Project description:SOX9 is a transcriptional activator required for chondrogenesis, and SOX5 and SOX6 are closely related DNA-binding proteins that critically enhance its function. We use here genome-wide approaches to gain novel insights into the full spectrum of the target genes and modes of action of this chondrogenic trio. Using the RCS cell line as a faithful model for proliferating/early prehypertrophic growth plate chondrocytes, we uncover that SOX6 and SOX9 bind thousands of genomic sites, frequently and most efficiently near each other. SOX9 recognizes pairs of inverted SOX motifs, whereas SOX6 favors pairs of tandem SOX motifs. The SOX proteins primarily target enhancers. While binding to a small fraction of typical enhancers, they bind multiple sites on almost all super-enhancers (SEs) present in RCS cells. These SEs are predominantly linked to cartilage-specific genes. The SOX proteins effectively work together to activate these SEs and are required for in vivo expression of their associated genes. These genes encode key regulatory factors, including the SOX trio proteins, and all essential cartilage extracellular matrix components.
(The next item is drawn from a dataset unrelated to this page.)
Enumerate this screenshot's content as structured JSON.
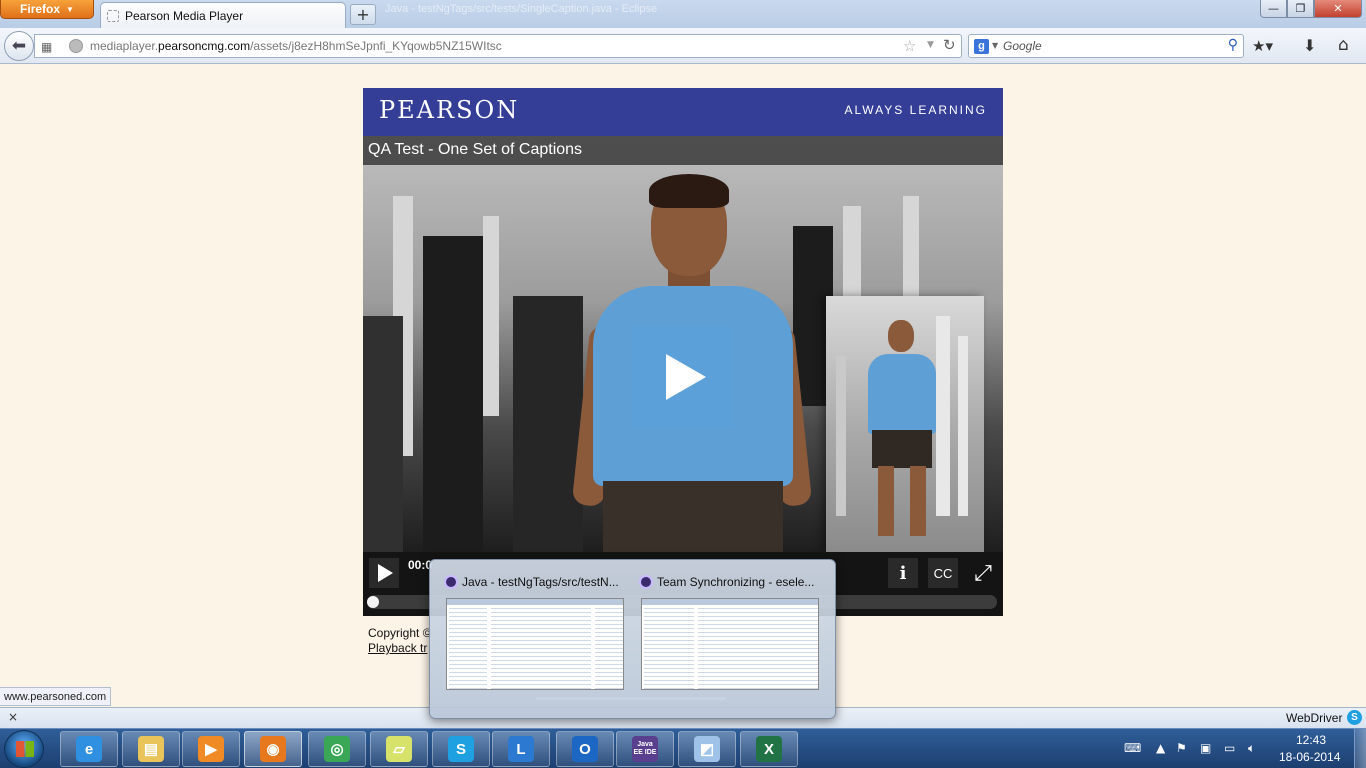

Chst11, Fgfr3, Runx2 and Runx3 are among many other newly identified SOX trio targets. SOX9 and SOX5/SOX6 thus cooperate genome-wide, primarily through SEs, to implement the growth plate chondrocyte differentiation program.
Project description:The transcriptional mechanism through which chondrocytes control the spatial and temporal composition of the cartilage tissue has remained largely elusive. The central aim of this study was to identify whether transcriptional enhancers played a role in the organisation of the chondrocytes in cartilaginous tissue. We focused on the Aggrecan gene (Acan) as it is essential for the normal structure and function of cartilage and it is expressed developmentally in different stages of chondrocyte maturation. Using transgenic reporter studies in mice we identified four elements, two of which showed individual chondrocyte developmental stage specificity. In particular, one enhancer (-80) distinguishes itself from the others by being predominantly active in adult cartilage. Furthermore, the -62 element uniquely drove reporter activity in early chondrocytes. The remaining chondrocyte specific enhancers, +28 and -30, showed no preference to chondrocyte type. The transcription factor SOX9 interacted with all the enhancers in vitro and mutation of SOX9 binding sites in one of the enhancers (-30) resulted in a loss of its chondrocyte specificity and ectopic enhancer reporter activity. Thus, the Acan enhancers orchestrate the precise spatiotemporal expression of this gene in cartilage types at different stages of development and adulthood.